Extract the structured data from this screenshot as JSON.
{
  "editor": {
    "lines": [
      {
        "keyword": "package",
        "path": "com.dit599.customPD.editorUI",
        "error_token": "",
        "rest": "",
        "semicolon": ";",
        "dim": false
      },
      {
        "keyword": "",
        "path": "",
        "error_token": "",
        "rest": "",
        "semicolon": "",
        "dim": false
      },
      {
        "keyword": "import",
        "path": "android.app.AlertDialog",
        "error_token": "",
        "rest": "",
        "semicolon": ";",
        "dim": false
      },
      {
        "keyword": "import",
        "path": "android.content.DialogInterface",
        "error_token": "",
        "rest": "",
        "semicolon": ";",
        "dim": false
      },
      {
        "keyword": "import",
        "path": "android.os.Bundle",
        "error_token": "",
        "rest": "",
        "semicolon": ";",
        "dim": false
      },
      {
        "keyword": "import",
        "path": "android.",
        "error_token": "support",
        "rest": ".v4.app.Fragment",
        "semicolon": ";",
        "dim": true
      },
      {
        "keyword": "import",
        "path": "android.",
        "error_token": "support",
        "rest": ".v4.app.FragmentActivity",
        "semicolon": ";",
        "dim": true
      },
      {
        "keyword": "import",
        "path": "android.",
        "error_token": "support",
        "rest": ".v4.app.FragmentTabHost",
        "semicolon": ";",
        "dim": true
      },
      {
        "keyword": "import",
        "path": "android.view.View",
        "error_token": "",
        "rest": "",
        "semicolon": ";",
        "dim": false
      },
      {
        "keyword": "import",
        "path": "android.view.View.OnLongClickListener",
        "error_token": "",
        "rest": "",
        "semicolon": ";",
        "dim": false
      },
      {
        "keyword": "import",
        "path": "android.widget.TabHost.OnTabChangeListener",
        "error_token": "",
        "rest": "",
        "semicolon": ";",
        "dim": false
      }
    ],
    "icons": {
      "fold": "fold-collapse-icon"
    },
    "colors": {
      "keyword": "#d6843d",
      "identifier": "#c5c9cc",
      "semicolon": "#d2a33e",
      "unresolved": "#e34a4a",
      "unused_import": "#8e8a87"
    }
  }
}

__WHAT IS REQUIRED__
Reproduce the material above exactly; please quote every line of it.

__RESPONSE__
Extract the structured data from this screenshot as JSON.
{
  "editor": {
    "lines": [
      {
        "keyword": "package",
        "path": "com.dit599.customPD.editorUI",
        "error_token": "",
        "rest": "",
        "semicolon": ";",
        "dim": false
      },
      {
        "keyword": "",
        "path": "",
        "error_token": "",
        "rest": "",
        "semicolon": "",
        "dim": false
      },
      {
        "keyword": "import",
        "path": "android.app.AlertDialog",
        "error_token": "",
        "rest": "",
        "semicolon": ";",
        "dim": false
      },
      {
        "keyword": "import",
        "path": "android.content.DialogInterface",
        "error_token": "",
        "rest": "",
        "semicolon": ";",
        "dim": false
      },
      {
        "keyword": "import",
        "path": "android.os.Bundle",
        "error_token": "",
        "rest": "",
        "semicolon": ";",
        "dim": false
      },
      {
        "keyword": "import",
        "path": "android.",
        "error_token": "support",
        "rest": ".v4.app.Fragment",
        "semicolon": ";",
        "dim": true
      },
      {
        "keyword": "import",
        "path": "android.",
        "error_token": "support",
        "rest": ".v4.app.FragmentActivity",
        "semicolon": ";",
        "dim": true
      },
      {
        "keyword": "import",
        "path": "android.",
        "error_token": "support",
        "rest": ".v4.app.FragmentTabHost",
        "semicolon": ";",
        "dim": true
      },
      {
        "keyword": "import",
        "path": "android.view.View",
        "error_token": "",
        "rest": "",
        "semicolon": ";",
        "dim": false
      },
      {
        "keyword": "import",
        "path": "android.view.View.OnLongClickListener",
        "error_token": "",
        "rest": "",
        "semicolon": ";",
        "dim": false
      },
      {
        "keyword": "import",
        "path": "android.widget.TabHost.OnTabChangeListener",
        "error_token": "",
        "rest": "",
        "semicolon": ";",
        "dim": false
      }
    ],
    "icons": {
      "fold": "fold-collapse-icon"
    },
    "colors": {
      "keyword": "#d6843d",
      "identifier": "#c5c9cc",
      "semicolon": "#d2a33e",
      "unresolved": "#e34a4a",
      "unused_import": "#8e8a87"
    }
  }
}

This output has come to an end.